WASHINGTON — While some see a surge of launch vehicle development efforts as a sign of an “overheated” market, others see those efforts as a sign of shifting demand.
At a Feb. 4 webinar, Tory Bruno, chief executive of United Launch Alliance, said he was concerned that too much investment was going into launch companies, creating capabilities that were driving down prices but not stimulating demand.
“It’s down to a third or even a fourth of the cost of what access to space was just a handful of years ago,” Bruno said. “Yet we have seen no increase in the overall size of the launch market nor have we seen a corresponding tripling or quadrupling of space activity.”
At a panel during the 2021 SmallSat Symposium Feb. 8, industry observers offered mixed views of Bruno’s thoughts of the launch market. His assessment of market trends is right when it comes to large satellites, some said.
“Launch is not a barrier to big satellite enterprises,” said Carissa Christensen, chief executive of Bryce Space and Technology. For those ventures, launch is a small fraction of the overall cost of a satellite system, so lowering launch prices does little to change the business case for that system. “Launch prices have gone down over the last 20 years steadily. We have not seen a concomitant increase in the number of large satellite launches.”
The situation is different for small satellites, where launch is a bigger fraction of the overall cost.
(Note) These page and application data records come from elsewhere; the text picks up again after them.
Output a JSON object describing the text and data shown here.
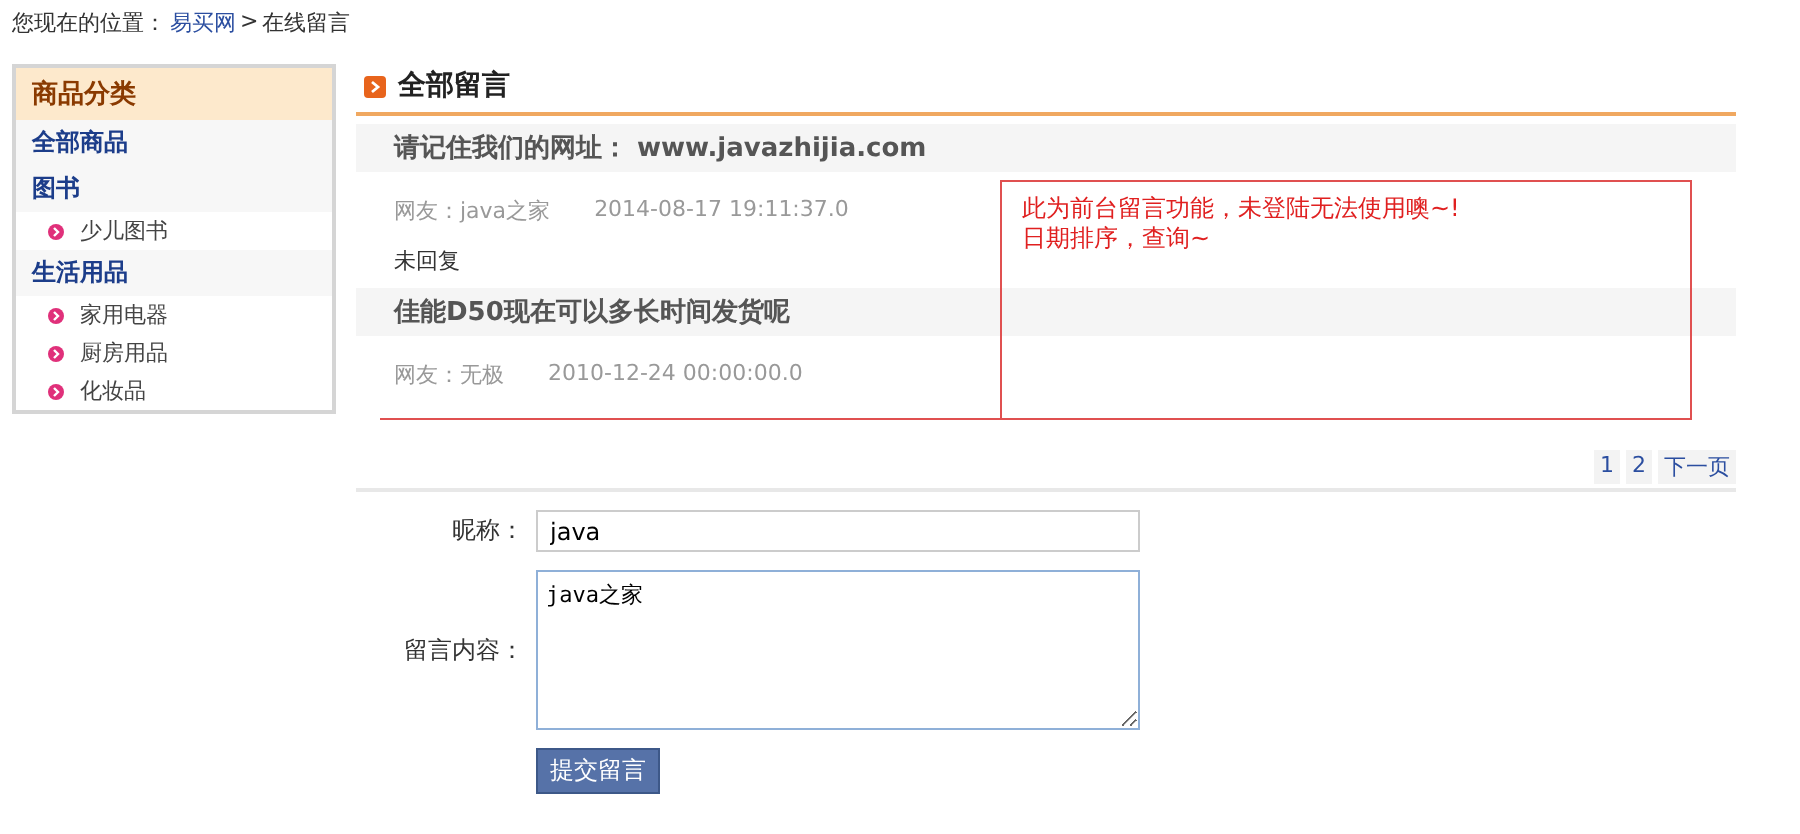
{
  "breadcrumb": {
    "prefix": "您现在的位置：",
    "home": "易买网",
    "separator": ">",
    "current": "在线留言"
  },
  "sidebar": {
    "title": "商品分类",
    "groups": [
      {
        "label": "全部商品"
      },
      {
        "label": "图书",
        "children": [
          {
            "label": "少儿图书"
          }
        ]
      },
      {
        "label": "生活用品",
        "children": [
          {
            "label": "家用电器"
          },
          {
            "label": "厨房用品"
          },
          {
            "label": "化妆品"
          }
        ]
      }
    ]
  },
  "section_title": "全部留言",
  "messages": [
    {
      "title": "请记住我们的网址： www.javazhijia.com",
      "author": "网友：java之家",
      "date": "2014-08-17 19:11:37.0",
      "reply": "未回复"
    },
    {
      "title": "佳能D50现在可以多长时间发货呢",
      "author": "网友：无极",
      "date": "2010-12-24 00:00:00.0"
    }
  ],
  "annotation": {
    "lines": [
      "此为前台留言功能，未登陆无法使用噢~!",
      "日期排序，查询~"
    ]
  },
  "pagination": {
    "pages": [
      "1",
      "2"
    ],
    "next": "下一页"
  },
  "form": {
    "nickname_label": "昵称：",
    "nickname_value": "java",
    "content_label": "留言内容：",
    "content_value": "java之家",
    "submit": "提交留言"
  }
}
Lowering launch costs, and increasing the supply of launches, can play a bigger role at that end of the market.
“It depends on what market you’re looking at,” said Fred Kennedy, president of in-space transportation company Momentus. “If you’re looking at the low end, I think there are any number of folks who are looking for rides to get on orbit, and they’re looking every day.”
“Maybe it’s a bifurcated market,” he suggested, with little change in demand for launching large satellites even with dropping prices. “But the little guys? They’re coming in gangbusters.”
That demand, though, may not help some small launch vehicle companies. The large number of small launchers under development — more than 100 by some estimates — has created a conventional wisdom that there will be a shakeout in that sector at some point, although when that will take place, and how many companies will survive, remains uncertain.
“That’s astounding: billions of dollars going to fundamentally the exact same market segment,” said Steve Jurvetson, partner in Future Ventures, during a talk later the same day at the conference. “I’ve never seen anything like it,” he said, calling all of the investment going into those companies “venture fratricide.”
Jurvetson, who is on the board of SpaceX, was skeptical that small launch vehicles could compete effectively against SpaceX’s smallsat rideshare service on a price basis. “They’re basically listing prices that are between 2 and 10, sometimes 12x, worse than SpaceX’s listed prices today,” he said.
He was unconvinced by arguments that small launchers can provide “nimble” dedicated launch services for customers willing to pay that price premium because the vast majority of smallsat launch demand will come from constellations. “Why would you launch one at a time at a higher cost per kilogram when you can put everything up into a particular plane in a single go?”
In the earlier panel, Christensen noted the competition between “bus versus taxi” models, with SpaceX providing a smallsats a low-cost “bus” to space with rideshare missions, while small launch vehicles offering a “taxi” to space for individual smallsats at higher prices. “You’ve got to get your taxi price down, and the quality of the taxi service has to be high enough, that it’s worth that price premium,” she said.